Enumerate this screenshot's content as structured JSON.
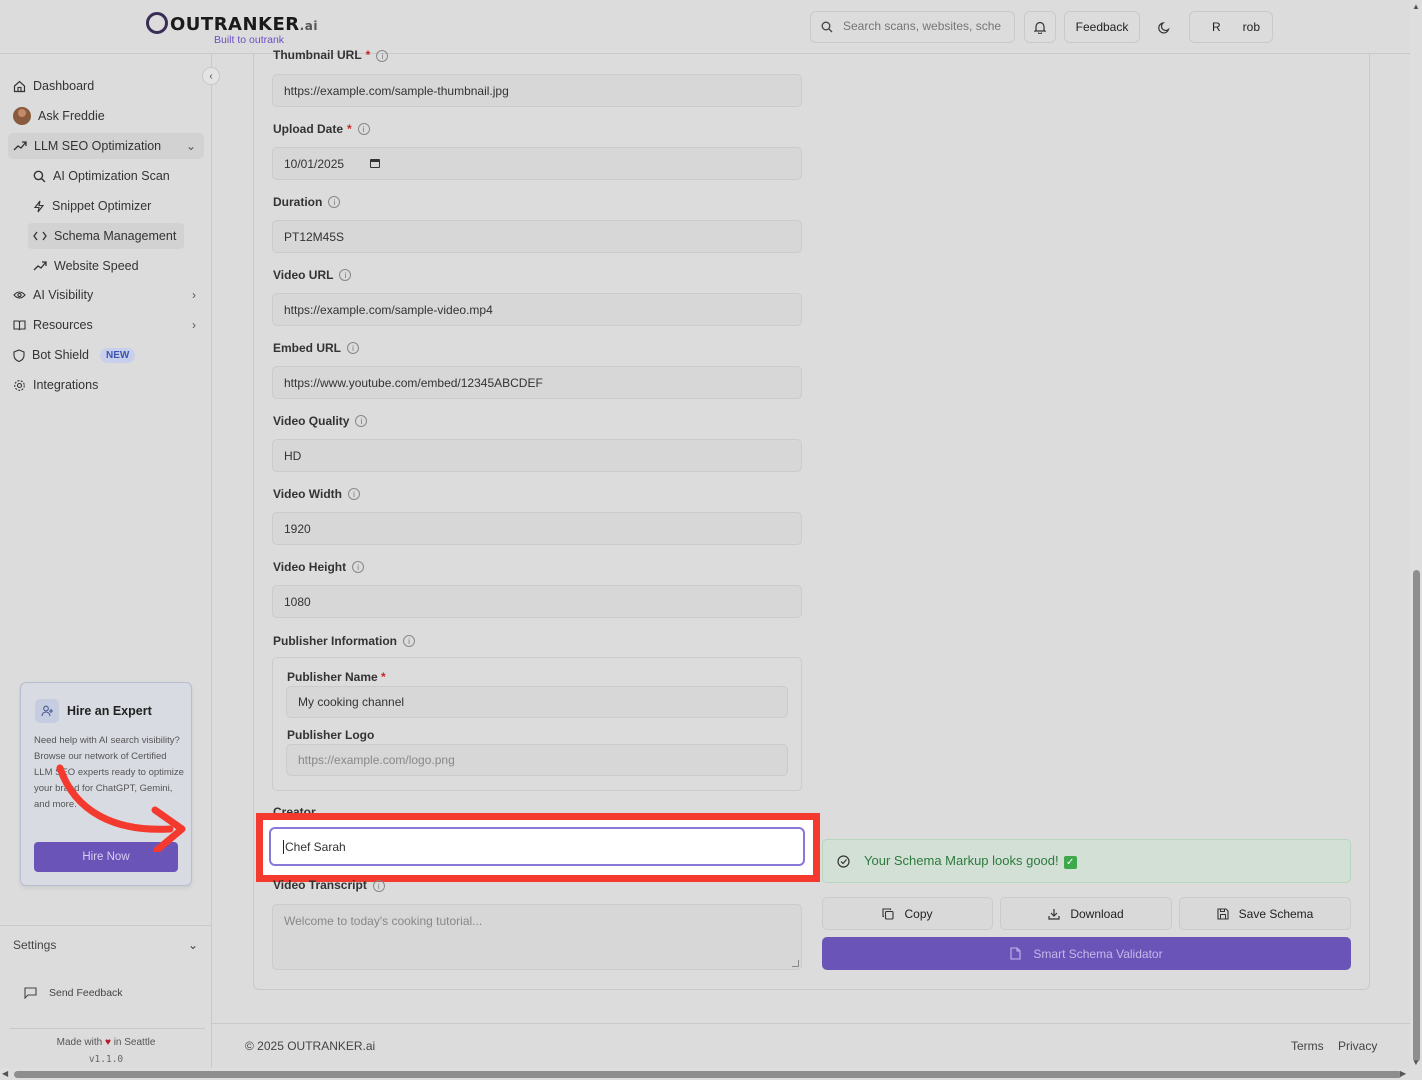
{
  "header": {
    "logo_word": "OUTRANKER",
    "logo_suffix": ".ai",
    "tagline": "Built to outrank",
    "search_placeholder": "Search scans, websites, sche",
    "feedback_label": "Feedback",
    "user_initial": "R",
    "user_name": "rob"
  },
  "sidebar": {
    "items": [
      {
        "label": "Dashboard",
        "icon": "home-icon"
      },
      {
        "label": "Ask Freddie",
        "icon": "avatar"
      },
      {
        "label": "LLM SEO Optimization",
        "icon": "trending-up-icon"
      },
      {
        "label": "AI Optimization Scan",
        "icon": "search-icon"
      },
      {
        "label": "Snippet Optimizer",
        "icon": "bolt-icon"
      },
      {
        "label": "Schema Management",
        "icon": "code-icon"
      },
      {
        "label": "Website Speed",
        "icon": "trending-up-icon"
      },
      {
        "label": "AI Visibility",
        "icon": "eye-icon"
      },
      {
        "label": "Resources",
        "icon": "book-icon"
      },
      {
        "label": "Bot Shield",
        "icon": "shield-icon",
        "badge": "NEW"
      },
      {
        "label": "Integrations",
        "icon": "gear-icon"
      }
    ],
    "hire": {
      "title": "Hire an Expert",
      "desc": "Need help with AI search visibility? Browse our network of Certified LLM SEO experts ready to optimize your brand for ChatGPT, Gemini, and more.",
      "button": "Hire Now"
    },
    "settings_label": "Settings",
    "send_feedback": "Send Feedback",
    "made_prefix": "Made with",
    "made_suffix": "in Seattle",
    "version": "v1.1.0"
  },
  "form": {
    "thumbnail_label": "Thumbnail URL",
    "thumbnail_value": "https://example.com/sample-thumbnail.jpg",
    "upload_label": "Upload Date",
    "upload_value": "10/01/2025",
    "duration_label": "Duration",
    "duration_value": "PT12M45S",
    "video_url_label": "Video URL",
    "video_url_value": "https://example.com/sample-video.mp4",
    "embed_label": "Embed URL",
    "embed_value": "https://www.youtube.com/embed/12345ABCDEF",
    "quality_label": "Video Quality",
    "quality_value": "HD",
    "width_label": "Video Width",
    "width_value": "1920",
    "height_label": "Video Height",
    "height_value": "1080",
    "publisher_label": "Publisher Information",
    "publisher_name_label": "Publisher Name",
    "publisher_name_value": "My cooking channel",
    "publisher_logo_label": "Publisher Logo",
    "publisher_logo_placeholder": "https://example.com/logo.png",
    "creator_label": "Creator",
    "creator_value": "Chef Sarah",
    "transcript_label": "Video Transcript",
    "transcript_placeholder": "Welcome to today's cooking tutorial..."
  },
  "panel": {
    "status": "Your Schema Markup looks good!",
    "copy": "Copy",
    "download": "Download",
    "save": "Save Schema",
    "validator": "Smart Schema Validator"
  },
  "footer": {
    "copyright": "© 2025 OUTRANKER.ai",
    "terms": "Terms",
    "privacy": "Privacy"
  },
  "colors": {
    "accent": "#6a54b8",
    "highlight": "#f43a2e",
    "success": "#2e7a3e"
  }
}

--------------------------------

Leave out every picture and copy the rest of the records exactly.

Enumerate this screenshot's content as structured JSON.
{
  "header": {
    "logo_word": "OUTRANKER",
    "logo_suffix": ".ai",
    "tagline": "Built to outrank",
    "search_placeholder": "Search scans, websites, sche",
    "feedback_label": "Feedback",
    "user_initial": "R",
    "user_name": "rob"
  },
  "sidebar": {
    "items": [
      {
        "label": "Dashboard",
        "icon": "home-icon"
      },
      {
        "label": "Ask Freddie",
        "icon": "avatar"
      },
      {
        "label": "LLM SEO Optimization",
        "icon": "trending-up-icon"
      },
      {
        "label": "AI Optimization Scan",
        "icon": "search-icon"
      },
      {
        "label": "Snippet Optimizer",
        "icon": "bolt-icon"
      },
      {
        "label": "Schema Management",
        "icon": "code-icon"
      },
      {
        "label": "Website Speed",
        "icon": "trending-up-icon"
      },
      {
        "label": "AI Visibility",
        "icon": "eye-icon"
      },
      {
        "label": "Resources",
        "icon": "book-icon"
      },
      {
        "label": "Bot Shield",
        "icon": "shield-icon",
        "badge": "NEW"
      },
      {
        "label": "Integrations",
        "icon": "gear-icon"
      }
    ],
    "hire": {
      "title": "Hire an Expert",
      "desc": "Need help with AI search visibility? Browse our network of Certified LLM SEO experts ready to optimize your brand for ChatGPT, Gemini, and more.",
      "button": "Hire Now"
    },
    "settings_label": "Settings",
    "send_feedback": "Send Feedback",
    "made_prefix": "Made with",
    "made_suffix": "in Seattle",
    "version": "v1.1.0"
  },
  "form": {
    "thumbnail_label": "Thumbnail URL",
    "thumbnail_value": "https://example.com/sample-thumbnail.jpg",
    "upload_label": "Upload Date",
    "upload_value": "10/01/2025",
    "duration_label": "Duration",
    "duration_value": "PT12M45S",
    "video_url_label": "Video URL",
    "video_url_value": "https://example.com/sample-video.mp4",
    "embed_label": "Embed URL",
    "embed_value": "https://www.youtube.com/embed/12345ABCDEF",
    "quality_label": "Video Quality",
    "quality_value": "HD",
    "width_label": "Video Width",
    "width_value": "1920",
    "height_label": "Video Height",
    "height_value": "1080",
    "publisher_label": "Publisher Information",
    "publisher_name_label": "Publisher Name",
    "publisher_name_value": "My cooking channel",
    "publisher_logo_label": "Publisher Logo",
    "publisher_logo_placeholder": "https://example.com/logo.png",
    "creator_label": "Creator",
    "creator_value": "Chef Sarah",
    "transcript_label": "Video Transcript",
    "transcript_placeholder": "Welcome to today's cooking tutorial..."
  },
  "panel": {
    "status": "Your Schema Markup looks good!",
    "copy": "Copy",
    "download": "Download",
    "save": "Save Schema",
    "validator": "Smart Schema Validator"
  },
  "footer": {
    "copyright": "© 2025 OUTRANKER.ai",
    "terms": "Terms",
    "privacy": "Privacy"
  },
  "colors": {
    "accent": "#6a54b8",
    "highlight": "#f43a2e",
    "success": "#2e7a3e"
  }
}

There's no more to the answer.